Our Readers' Opinions
July 29, 2005
Education is not free

Editor: I write to express my views on the issue of education being ‘free’ and its relation to the issue of Universal Secondary Education.

My expressions are made in defence of the Bishop’s College Kingstown secondary school and by extension all private secondary schools in this country. The expression of my views are based on some complaints I heard on a radio station by a caller about having to pay school fees at Bishop’s College.{{more}}

I must state here however that my views are not those of the administration or Board of Governors of Bishop’s College Kingstown. I express my views as a former member of the academic staff. I have since left the institution to pursue higher education overseas.

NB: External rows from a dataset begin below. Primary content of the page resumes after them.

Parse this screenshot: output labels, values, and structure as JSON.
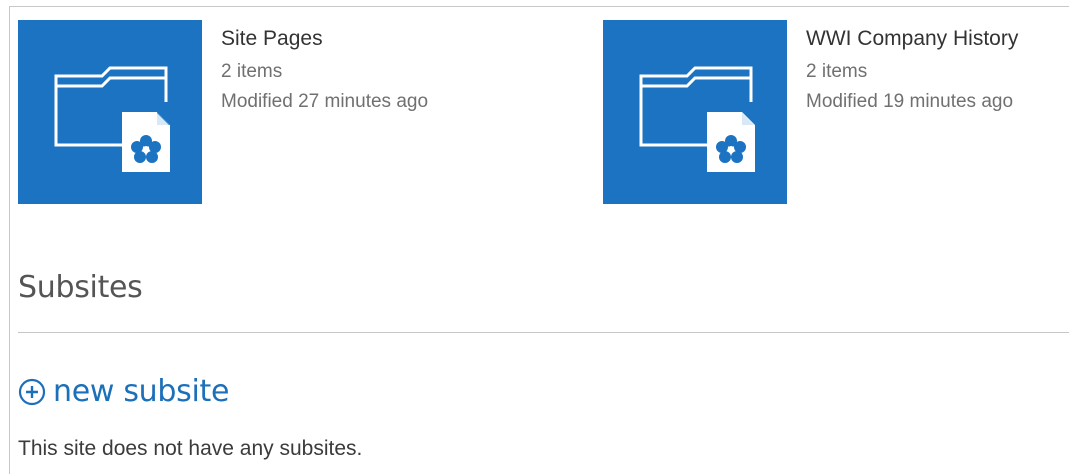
{
  "tiles": [
    {
      "title": "Site Pages",
      "item_count": "2 items",
      "modified": "Modified 27 minutes ago",
      "icon": "folder-with-page-icon"
    },
    {
      "title": "WWI Company History",
      "item_count": "2 items",
      "modified": "Modified 19 minutes ago",
      "icon": "folder-with-page-icon"
    }
  ],
  "subsites": {
    "heading": "Subsites",
    "new_label": "new subsite",
    "new_icon": "plus-circle-icon",
    "empty_message": "This site does not have any subsites."
  },
  "colors": {
    "tile_background": "#1b73c2",
    "link_blue": "#1c6fb9"
  }
}
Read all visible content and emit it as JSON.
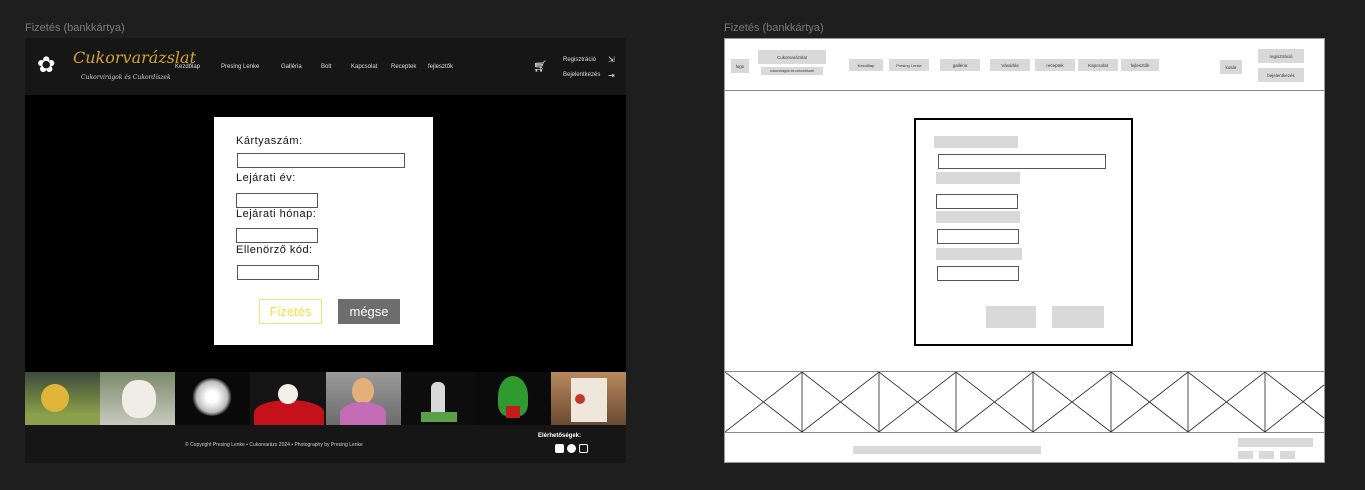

In line with the issue at hand, it is clearly the view of some Vincentians that education is either ‘free’ or that it is supposed to be ‘free’ and more so with the advent of universal secondary education. Let me state here that in no way is any type of formal education ‘free’ at any level, whether a country has universal education or not. As a matter of fact education is the most expensive of any social service that any government provides. It does not mean that when our children attend what we call a government school and a school fee is not paid that the education gained at that institution is in anyway ‘free.’ The school has to be staffed and the staff has to be paid. There are utility bills, furniture, chalk, teaching aids and other amenities needed for an educational institution to run effectively. This calls for finance. The question is who pays? The reality is that all of us as taxpayers pay indirectly for the education of each and every child who attends a government school in this country, whether or not we have children.

Universal secondary education does not in anyway suggest that education is supposed to be ‘free.’ A case in point is Barbados, which in my opinion has the best example of universal education in the Caribbean region. The Barbadian government absorbs all the costs of educating its population up to the University level. It does not mean that education in Barbados is ‘free.’ The taxpayers in that country bear the cost of educating its people – the education is paid for.

The issue with Bishop’s College is that students who pass the Common Entrance Examination and are placed there by the government must pay a school fee. Students who ‘fail’ the examination must also pay a fee. Bishop’s College is a privately owned institution. Such schools are referred to as government assisted schools. In my opinion they should be classified as government ASSISTING schools since they greatly assist the government in absorbing students into the secondary system particularly since there is not enough space in the government system. The government subsidizes 50 percent of the fees paid by the students whom they place at Bishop’s College. They also assist with paying about 50 percent of the academic staff at the school. The brunt of the financial obligations however, must be borne by the school. The school has to employ a secretary, pay utility bills, purchase chalk, pay 50 percent of the academic staff, security, cleaners and take care of maintenance. The government does not assist with any of the above.

The school fee paid by Common Entrance scholars at Bishop’s College is a mere $70 per term. Not only is this the lowest fee charged by any private secondary school in the state but there are also private pre-schools and primary schools in this country which charge up to five times that amount per term. As a former member of staff, I am well aware of the fact that the monies gained from school fees and government subsidies are inadequate to run the school effectively and hence various fundraising activities are engaged in throughout the academic year to raise extra funds.

It is my view that as Vincentians we are too comfortable at times.

We are the only country in the region which pays nurses and teachers to be trained, in other words we pay people to go to school.

Students from other territories at the University of the West Indies marvel at the fact that we get three years study leave with pay, to pursue higher education. In Jamaica parents pay full school fees for their children to be educated from pre-school to university. Theirs is an economy that is supposedly worse off than ours.

At universities teachers are now being trained to teach using electronic visual aids. This equipment costs money. If our children are to benefit and gain a solid education in this technologically advanced age then we must be prepared to brace ourselves and pay for it – it is neither cheap nor free.

Maybe the government could pay 100 percent subsidy for students attending private secondary schools and simply increase taxes.

Guevara J. Leacock